Mary Johnson is helping youngsters stay off the streets this summer by providing lessons about self-esteem, God and bullying.

Johnson, of Walker, and several volunteers hosted Camp Outreach, a two-week camp in June aimed at helping youngsters grow spiritually and emotionally. The camp began in 1991, and its popularity is growing.

About 70 youth — one of the biggest groups since the camp’s inception — packed Club Outreach on Sunset Boulevard on June 18 and played games, colored and listened to community leaders talk about the importance of loving and respecting themselves.

John Vann, 9, of Walker, took a break from the day’s activities to eat a hot meal and said since starting the camp, he’s “learned about God and Jesus and how he helps people solve their problems.”

Vann said he’s happy at camp because it gives him something to do other than staying at home playing video games.

“I like this better,” Vann said.

Jordan Pittman, of Baton Rouge, said she’s learned about Moses.

“God gave him the 10 commandments,” the 9-year-old said.

Johnson said the goal of the camp — which also provides meals, crafts and other art activities, games and outside recreation — is to teach children the importance of prayer, good citizenship and the perils of bullying.

Each day, the youngsters begin their day with a prayer followed by lessons from members of the community, such as representatives from the Livingston Parish Sheriff’s Office, the Walker Police Department and the local fire department.

“Our mission is to equip them to be good citizens and have a good attitude,” Johnson said.

Many of the campers are at-risk or come from underprivileged homes and some have no mentor in the home, Johnson said.

Her goal is to make sure each child aims to be “the best person they can be.”

“You can pull yourself out of whatever society has injected into you,” Johnson said. “God loves them regardless of what gender or color they are.”

The camp has helped boost Ralyn Johnson’s self confidence, she said. “I’m awesome,” Ralyn said as she recalled the words of one of the week’s many speakers, who also told the children not to bully other children.
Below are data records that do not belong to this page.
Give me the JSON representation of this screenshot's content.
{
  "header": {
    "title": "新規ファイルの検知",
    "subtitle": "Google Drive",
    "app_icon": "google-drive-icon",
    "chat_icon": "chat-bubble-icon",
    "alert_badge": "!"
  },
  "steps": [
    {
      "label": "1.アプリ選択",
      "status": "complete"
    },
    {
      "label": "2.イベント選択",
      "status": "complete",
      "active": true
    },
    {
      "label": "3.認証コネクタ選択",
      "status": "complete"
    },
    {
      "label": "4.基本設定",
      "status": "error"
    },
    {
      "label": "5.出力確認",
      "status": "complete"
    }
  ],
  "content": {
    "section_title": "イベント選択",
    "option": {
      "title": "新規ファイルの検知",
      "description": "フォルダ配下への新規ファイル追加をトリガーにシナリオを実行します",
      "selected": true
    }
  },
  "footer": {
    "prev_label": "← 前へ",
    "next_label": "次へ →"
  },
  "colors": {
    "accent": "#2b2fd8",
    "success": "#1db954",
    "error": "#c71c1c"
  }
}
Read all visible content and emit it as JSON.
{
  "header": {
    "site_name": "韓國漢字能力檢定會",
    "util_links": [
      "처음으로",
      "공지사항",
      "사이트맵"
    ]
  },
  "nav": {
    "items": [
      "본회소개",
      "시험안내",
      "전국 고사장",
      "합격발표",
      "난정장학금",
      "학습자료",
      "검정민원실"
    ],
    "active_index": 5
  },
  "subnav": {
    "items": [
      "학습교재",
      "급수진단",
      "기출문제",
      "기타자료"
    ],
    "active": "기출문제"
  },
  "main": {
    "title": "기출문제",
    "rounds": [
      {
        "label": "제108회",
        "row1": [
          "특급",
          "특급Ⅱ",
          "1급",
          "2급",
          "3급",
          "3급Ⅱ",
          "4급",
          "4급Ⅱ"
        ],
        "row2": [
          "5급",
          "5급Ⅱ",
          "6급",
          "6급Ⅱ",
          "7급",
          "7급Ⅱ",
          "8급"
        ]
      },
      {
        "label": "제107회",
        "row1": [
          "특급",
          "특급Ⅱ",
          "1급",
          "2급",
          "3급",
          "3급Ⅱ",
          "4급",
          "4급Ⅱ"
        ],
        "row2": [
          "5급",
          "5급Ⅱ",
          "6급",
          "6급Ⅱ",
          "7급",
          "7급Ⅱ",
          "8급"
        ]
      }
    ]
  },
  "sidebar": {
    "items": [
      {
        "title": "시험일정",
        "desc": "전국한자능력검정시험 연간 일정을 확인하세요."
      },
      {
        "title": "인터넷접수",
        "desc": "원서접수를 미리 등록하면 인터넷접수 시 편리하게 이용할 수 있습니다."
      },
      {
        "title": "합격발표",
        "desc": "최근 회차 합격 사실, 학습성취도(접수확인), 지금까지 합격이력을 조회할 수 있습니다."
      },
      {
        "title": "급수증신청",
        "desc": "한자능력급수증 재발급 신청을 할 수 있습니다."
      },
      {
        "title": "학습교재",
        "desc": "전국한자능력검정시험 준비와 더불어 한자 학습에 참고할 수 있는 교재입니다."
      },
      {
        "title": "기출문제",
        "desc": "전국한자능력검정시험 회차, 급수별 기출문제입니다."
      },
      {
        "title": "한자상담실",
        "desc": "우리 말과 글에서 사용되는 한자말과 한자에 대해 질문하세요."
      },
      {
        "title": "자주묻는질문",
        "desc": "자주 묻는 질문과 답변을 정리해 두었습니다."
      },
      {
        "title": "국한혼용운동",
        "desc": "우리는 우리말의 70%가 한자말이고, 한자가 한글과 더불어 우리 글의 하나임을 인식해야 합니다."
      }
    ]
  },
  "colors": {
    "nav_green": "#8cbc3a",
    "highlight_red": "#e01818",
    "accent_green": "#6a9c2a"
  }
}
Ministers like Harris Reams Jr., of Osceola Church of God and Christ in Walker, remain during camp hours, which are 9 a.m. to 2 p.m., to talk with the children and help maintain order.

“I want to give back to the community that’s been good to me, that helped raise me,” Reams said.

“These are the kids in the neighborhood,” said pastor Sterling Perkins, of Unity Church of God and Christ in Walker. “We’re trying to develop good character.”

While the families are asked to pay $40 for each child attending the camp, Johnson has accepted children whose families are not able to pay. She said the camp is funded through donations from the community.

“We’re not turning anyone down,” Johnson said. “This gives them a place to go.”

On Friday, the campers will celebrate their last day at camp with a field trip to Fontainebleau State Park in Mandeville.

Following the camp, Club Outreach will provide free breakfast and lunch to youths through the end of July. The food and nutrition program, Johnson said, is paid for by the state.